> [What the task requires]
Could you print every record exactly as it stands?

Saved entries
>>>>>

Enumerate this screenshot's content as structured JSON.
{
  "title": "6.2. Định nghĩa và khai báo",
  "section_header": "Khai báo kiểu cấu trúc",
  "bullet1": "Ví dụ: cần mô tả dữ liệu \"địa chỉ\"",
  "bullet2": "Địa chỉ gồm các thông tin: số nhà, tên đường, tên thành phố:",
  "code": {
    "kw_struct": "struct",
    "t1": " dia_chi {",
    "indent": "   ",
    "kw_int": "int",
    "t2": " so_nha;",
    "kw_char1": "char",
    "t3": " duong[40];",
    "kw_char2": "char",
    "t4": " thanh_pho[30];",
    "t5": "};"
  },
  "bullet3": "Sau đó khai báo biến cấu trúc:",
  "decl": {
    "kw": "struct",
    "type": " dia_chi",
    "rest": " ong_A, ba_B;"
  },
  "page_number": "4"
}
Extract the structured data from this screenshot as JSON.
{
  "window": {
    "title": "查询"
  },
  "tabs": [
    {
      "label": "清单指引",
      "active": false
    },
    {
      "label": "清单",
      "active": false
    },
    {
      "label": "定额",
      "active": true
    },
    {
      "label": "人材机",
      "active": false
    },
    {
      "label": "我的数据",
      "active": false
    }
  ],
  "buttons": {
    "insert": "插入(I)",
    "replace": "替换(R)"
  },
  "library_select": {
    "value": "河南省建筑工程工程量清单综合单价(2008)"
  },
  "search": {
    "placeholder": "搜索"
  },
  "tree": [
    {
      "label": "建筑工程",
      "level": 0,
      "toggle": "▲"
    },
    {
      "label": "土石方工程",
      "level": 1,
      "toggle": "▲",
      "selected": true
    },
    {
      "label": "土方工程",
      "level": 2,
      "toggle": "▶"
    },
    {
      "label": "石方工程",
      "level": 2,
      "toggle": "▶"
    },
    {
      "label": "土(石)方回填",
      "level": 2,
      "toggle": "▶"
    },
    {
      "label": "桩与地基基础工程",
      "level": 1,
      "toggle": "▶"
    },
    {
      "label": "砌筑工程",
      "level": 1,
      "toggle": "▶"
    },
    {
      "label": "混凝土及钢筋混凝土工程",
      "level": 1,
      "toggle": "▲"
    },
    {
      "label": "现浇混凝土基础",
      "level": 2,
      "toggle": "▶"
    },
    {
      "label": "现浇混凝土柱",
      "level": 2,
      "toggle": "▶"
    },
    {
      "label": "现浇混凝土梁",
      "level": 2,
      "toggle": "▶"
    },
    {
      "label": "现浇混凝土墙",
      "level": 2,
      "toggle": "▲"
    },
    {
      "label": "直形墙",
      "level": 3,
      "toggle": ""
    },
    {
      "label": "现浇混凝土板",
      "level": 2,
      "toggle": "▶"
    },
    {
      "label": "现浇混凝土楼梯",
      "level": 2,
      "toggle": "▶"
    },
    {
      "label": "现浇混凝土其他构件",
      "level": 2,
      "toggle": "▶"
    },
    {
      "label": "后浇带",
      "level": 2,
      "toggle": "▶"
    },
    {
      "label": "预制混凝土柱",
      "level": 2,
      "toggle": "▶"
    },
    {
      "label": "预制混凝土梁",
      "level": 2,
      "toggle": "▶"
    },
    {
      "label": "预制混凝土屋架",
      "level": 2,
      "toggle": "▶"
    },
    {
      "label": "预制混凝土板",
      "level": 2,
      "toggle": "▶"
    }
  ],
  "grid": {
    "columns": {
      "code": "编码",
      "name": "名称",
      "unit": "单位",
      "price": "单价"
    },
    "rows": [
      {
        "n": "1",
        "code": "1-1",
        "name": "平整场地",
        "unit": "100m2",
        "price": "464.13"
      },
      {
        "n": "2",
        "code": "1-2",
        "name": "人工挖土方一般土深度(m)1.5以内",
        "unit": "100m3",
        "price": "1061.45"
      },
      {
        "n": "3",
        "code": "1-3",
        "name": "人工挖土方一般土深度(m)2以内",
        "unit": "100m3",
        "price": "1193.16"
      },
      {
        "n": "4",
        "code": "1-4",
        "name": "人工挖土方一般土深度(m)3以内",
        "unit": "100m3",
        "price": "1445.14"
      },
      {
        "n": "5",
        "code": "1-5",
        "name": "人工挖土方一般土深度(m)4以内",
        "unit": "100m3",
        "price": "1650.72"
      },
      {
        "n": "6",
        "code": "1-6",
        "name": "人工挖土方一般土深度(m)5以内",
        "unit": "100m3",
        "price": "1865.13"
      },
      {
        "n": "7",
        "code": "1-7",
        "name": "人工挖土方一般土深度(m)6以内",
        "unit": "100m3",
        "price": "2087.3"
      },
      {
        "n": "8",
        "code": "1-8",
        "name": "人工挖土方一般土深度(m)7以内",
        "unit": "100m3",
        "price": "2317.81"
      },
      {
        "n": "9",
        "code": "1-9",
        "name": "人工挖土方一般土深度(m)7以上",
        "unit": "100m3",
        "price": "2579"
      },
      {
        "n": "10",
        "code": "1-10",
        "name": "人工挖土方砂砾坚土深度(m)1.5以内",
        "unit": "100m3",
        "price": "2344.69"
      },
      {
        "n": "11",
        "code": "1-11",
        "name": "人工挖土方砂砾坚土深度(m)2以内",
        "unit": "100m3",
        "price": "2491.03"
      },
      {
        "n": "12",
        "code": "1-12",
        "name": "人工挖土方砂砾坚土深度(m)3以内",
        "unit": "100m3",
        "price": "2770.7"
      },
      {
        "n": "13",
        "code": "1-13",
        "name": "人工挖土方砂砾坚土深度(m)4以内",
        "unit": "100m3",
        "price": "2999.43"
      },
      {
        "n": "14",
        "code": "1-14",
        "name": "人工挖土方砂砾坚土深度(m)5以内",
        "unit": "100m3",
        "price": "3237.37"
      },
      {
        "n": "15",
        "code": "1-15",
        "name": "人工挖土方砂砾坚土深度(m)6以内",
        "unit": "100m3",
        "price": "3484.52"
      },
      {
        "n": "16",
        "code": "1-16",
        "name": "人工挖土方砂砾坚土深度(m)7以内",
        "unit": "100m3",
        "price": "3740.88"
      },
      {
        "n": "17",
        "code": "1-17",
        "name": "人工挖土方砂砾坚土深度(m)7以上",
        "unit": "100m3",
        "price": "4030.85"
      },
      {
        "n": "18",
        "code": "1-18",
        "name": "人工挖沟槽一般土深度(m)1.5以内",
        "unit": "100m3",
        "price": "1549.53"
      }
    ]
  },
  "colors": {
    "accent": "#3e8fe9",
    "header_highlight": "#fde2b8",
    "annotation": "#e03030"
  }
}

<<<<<

> [Expected answer]
Enumerate this screenshot's content as structured JSON.
{
  "title": "6.2. Định nghĩa và khai báo",
  "section_header": "Khai báo kiểu cấu trúc",
  "bullet1": "Ví dụ: cần mô tả dữ liệu \"địa chỉ\"",
  "bullet2": "Địa chỉ gồm các thông tin: số nhà, tên đường, tên thành phố:",
  "code": {
    "kw_struct": "struct",
    "t1": " dia_chi {",
    "indent": "   ",
    "kw_int": "int",
    "t2": " so_nha;",
    "kw_char1": "char",
    "t3": " duong[40];",
    "kw_char2": "char",
    "t4": " thanh_pho[30];",
    "t5": "};"
  },
  "bullet3": "Sau đó khai báo biến cấu trúc:",
  "decl": {
    "kw": "struct",
    "type": " dia_chi",
    "rest": " ong_A, ba_B;"
  },
  "page_number": "4"
}
Extract the structured data from this screenshot as JSON.
{
  "window": {
    "title": "查询"
  },
  "tabs": [
    {
      "label": "清单指引",
      "active": false
    },
    {
      "label": "清单",
      "active": false
    },
    {
      "label": "定额",
      "active": true
    },
    {
      "label": "人材机",
      "active": false
    },
    {
      "label": "我的数据",
      "active": false
    }
  ],
  "buttons": {
    "insert": "插入(I)",
    "replace": "替换(R)"
  },
  "library_select": {
    "value": "河南省建筑工程工程量清单综合单价(2008)"
  },
  "search": {
    "placeholder": "搜索"
  },
  "tree": [
    {
      "label": "建筑工程",
      "level": 0,
      "toggle": "▲"
    },
    {
      "label": "土石方工程",
      "level": 1,
      "toggle": "▲",
      "selected": true
    },
    {
      "label": "土方工程",
      "level": 2,
      "toggle": "▶"
    },
    {
      "label": "石方工程",
      "level": 2,
      "toggle": "▶"
    },
    {
      "label": "土(石)方回填",
      "level": 2,
      "toggle": "▶"
    },
    {
      "label": "桩与地基基础工程",
      "level": 1,
      "toggle": "▶"
    },
    {
      "label": "砌筑工程",
      "level": 1,
      "toggle": "▶"
    },
    {
      "label": "混凝土及钢筋混凝土工程",
      "level": 1,
      "toggle": "▲"
    },
    {
      "label": "现浇混凝土基础",
      "level": 2,
      "toggle": "▶"
    },
    {
      "label": "现浇混凝土柱",
      "level": 2,
      "toggle": "▶"
    },
    {
      "label": "现浇混凝土梁",
      "level": 2,
      "toggle": "▶"
    },
    {
      "label": "现浇混凝土墙",
      "level": 2,
      "toggle": "▲"
    },
    {
      "label": "直形墙",
      "level": 3,
      "toggle": ""
    },
    {
      "label": "现浇混凝土板",
      "level": 2,
      "toggle": "▶"
    },
    {
      "label": "现浇混凝土楼梯",
      "level": 2,
      "toggle": "▶"
    },
    {
      "label": "现浇混凝土其他构件",
      "level": 2,
      "toggle": "▶"
    },
    {
      "label": "后浇带",
      "level": 2,
      "toggle": "▶"
    },
    {
      "label": "预制混凝土柱",
      "level": 2,
      "toggle": "▶"
    },
    {
      "label": "预制混凝土梁",
      "level": 2,
      "toggle": "▶"
    },
    {
      "label": "预制混凝土屋架",
      "level": 2,
      "toggle": "▶"
    },
    {
      "label": "预制混凝土板",
      "level": 2,
      "toggle": "▶"
    }
  ],
  "grid": {
    "columns": {
      "code": "编码",
      "name": "名称",
      "unit": "单位",
      "price": "单价"
    },
    "rows": [
      {
        "n": "1",
        "code": "1-1",
        "name": "平整场地",
        "unit": "100m2",
        "price": "464.13"
      },
      {
        "n": "2",
        "code": "1-2",
        "name": "人工挖土方一般土深度(m)1.5以内",
        "unit": "100m3",
        "price": "1061.45"
      },
      {
        "n": "3",
        "code": "1-3",
        "name": "人工挖土方一般土深度(m)2以内",
        "unit": "100m3",
        "price": "1193.16"
      },
      {
        "n": "4",
        "code": "1-4",
        "name": "人工挖土方一般土深度(m)3以内",
        "unit": "100m3",
        "price": "1445.14"
      },
      {
        "n": "5",
        "code": "1-5",
        "name": "人工挖土方一般土深度(m)4以内",
        "unit": "100m3",
        "price": "1650.72"
      },
      {
        "n": "6",
        "code": "1-6",
        "name": "人工挖土方一般土深度(m)5以内",
        "unit": "100m3",
        "price": "1865.13"
      },
      {
        "n": "7",
        "code": "1-7",
        "name": "人工挖土方一般土深度(m)6以内",
        "unit": "100m3",
        "price": "2087.3"
      },
      {
        "n": "8",
        "code": "1-8",
        "name": "人工挖土方一般土深度(m)7以内",
        "unit": "100m3",
        "price": "2317.81"
      },
      {
        "n": "9",
        "code": "1-9",
        "name": "人工挖土方一般土深度(m)7以上",
        "unit": "100m3",
        "price": "2579"
      },
      {
        "n": "10",
        "code": "1-10",
        "name": "人工挖土方砂砾坚土深度(m)1.5以内",
        "unit": "100m3",
        "price": "2344.69"
      },
      {
        "n": "11",
        "code": "1-11",
        "name": "人工挖土方砂砾坚土深度(m)2以内",
        "unit": "100m3",
        "price": "2491.03"
      },
      {
        "n": "12",
        "code": "1-12",
        "name": "人工挖土方砂砾坚土深度(m)3以内",
        "unit": "100m3",
        "price": "2770.7"
      },
      {
        "n": "13",
        "code": "1-13",
        "name": "人工挖土方砂砾坚土深度(m)4以内",
        "unit": "100m3",
        "price": "2999.43"
      },
      {
        "n": "14",
        "code": "1-14",
        "name": "人工挖土方砂砾坚土深度(m)5以内",
        "unit": "100m3",
        "price": "3237.37"
      },
      {
        "n": "15",
        "code": "1-15",
        "name": "人工挖土方砂砾坚土深度(m)6以内",
        "unit": "100m3",
        "price": "3484.52"
      },
      {
        "n": "16",
        "code": "1-16",
        "name": "人工挖土方砂砾坚土深度(m)7以内",
        "unit": "100m3",
        "price": "3740.88"
      },
      {
        "n": "17",
        "code": "1-17",
        "name": "人工挖土方砂砾坚土深度(m)7以上",
        "unit": "100m3",
        "price": "4030.85"
      },
      {
        "n": "18",
        "code": "1-18",
        "name": "人工挖沟槽一般土深度(m)1.5以内",
        "unit": "100m3",
        "price": "1549.53"
      }
    ]
  },
  "colors": {
    "accent": "#3e8fe9",
    "header_highlight": "#fde2b8",
    "annotation": "#e03030"
  }
}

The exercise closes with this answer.